▶ _Material shown_
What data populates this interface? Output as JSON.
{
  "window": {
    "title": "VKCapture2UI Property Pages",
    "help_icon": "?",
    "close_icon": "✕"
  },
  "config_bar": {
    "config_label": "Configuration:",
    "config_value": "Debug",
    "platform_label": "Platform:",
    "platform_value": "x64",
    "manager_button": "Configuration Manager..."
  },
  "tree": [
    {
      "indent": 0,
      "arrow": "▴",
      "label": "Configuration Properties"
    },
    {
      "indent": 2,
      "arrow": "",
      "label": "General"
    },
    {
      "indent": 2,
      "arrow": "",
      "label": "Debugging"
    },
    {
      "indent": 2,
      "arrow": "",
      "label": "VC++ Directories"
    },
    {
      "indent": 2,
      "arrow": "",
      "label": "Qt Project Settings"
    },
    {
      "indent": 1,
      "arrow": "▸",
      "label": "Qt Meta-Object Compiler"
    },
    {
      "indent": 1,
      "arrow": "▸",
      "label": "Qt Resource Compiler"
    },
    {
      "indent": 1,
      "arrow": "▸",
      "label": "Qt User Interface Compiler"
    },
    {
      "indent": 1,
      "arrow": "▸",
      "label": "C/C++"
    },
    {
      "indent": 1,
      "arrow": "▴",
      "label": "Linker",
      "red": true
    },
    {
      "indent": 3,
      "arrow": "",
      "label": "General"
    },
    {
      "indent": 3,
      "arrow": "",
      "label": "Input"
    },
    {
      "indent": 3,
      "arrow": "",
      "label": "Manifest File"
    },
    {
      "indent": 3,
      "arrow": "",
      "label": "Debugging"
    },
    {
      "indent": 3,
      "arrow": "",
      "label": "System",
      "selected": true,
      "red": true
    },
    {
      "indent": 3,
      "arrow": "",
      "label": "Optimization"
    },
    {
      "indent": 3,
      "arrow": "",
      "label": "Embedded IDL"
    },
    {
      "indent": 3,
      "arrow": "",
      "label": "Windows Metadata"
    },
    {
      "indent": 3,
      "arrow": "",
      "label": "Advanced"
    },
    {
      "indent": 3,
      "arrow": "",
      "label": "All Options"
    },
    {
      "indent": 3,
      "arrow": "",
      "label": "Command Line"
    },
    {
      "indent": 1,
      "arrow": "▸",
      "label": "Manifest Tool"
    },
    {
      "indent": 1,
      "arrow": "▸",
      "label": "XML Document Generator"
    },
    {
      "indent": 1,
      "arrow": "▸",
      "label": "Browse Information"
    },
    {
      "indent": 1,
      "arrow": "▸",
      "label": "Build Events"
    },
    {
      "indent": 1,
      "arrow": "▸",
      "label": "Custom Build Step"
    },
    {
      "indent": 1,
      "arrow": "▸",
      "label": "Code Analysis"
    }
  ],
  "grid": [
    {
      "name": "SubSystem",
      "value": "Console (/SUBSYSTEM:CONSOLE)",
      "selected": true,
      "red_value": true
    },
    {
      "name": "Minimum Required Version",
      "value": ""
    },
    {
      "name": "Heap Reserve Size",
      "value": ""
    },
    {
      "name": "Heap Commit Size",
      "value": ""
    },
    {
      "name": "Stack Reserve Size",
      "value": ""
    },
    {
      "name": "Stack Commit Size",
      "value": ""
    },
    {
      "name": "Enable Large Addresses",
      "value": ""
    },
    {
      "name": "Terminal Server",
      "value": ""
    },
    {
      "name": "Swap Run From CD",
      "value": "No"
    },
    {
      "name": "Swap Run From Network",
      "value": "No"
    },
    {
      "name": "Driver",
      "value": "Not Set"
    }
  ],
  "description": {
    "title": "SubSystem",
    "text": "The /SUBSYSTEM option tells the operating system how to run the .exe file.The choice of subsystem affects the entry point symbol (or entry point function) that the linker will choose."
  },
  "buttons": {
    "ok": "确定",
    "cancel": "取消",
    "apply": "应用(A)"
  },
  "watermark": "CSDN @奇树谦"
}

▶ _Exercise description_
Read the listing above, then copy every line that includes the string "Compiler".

▶ _Answer section_
      "label": "Qt Meta-Object Compiler"
      "label": "Qt Resource Compiler"
      "label": "Qt User Interface Compiler"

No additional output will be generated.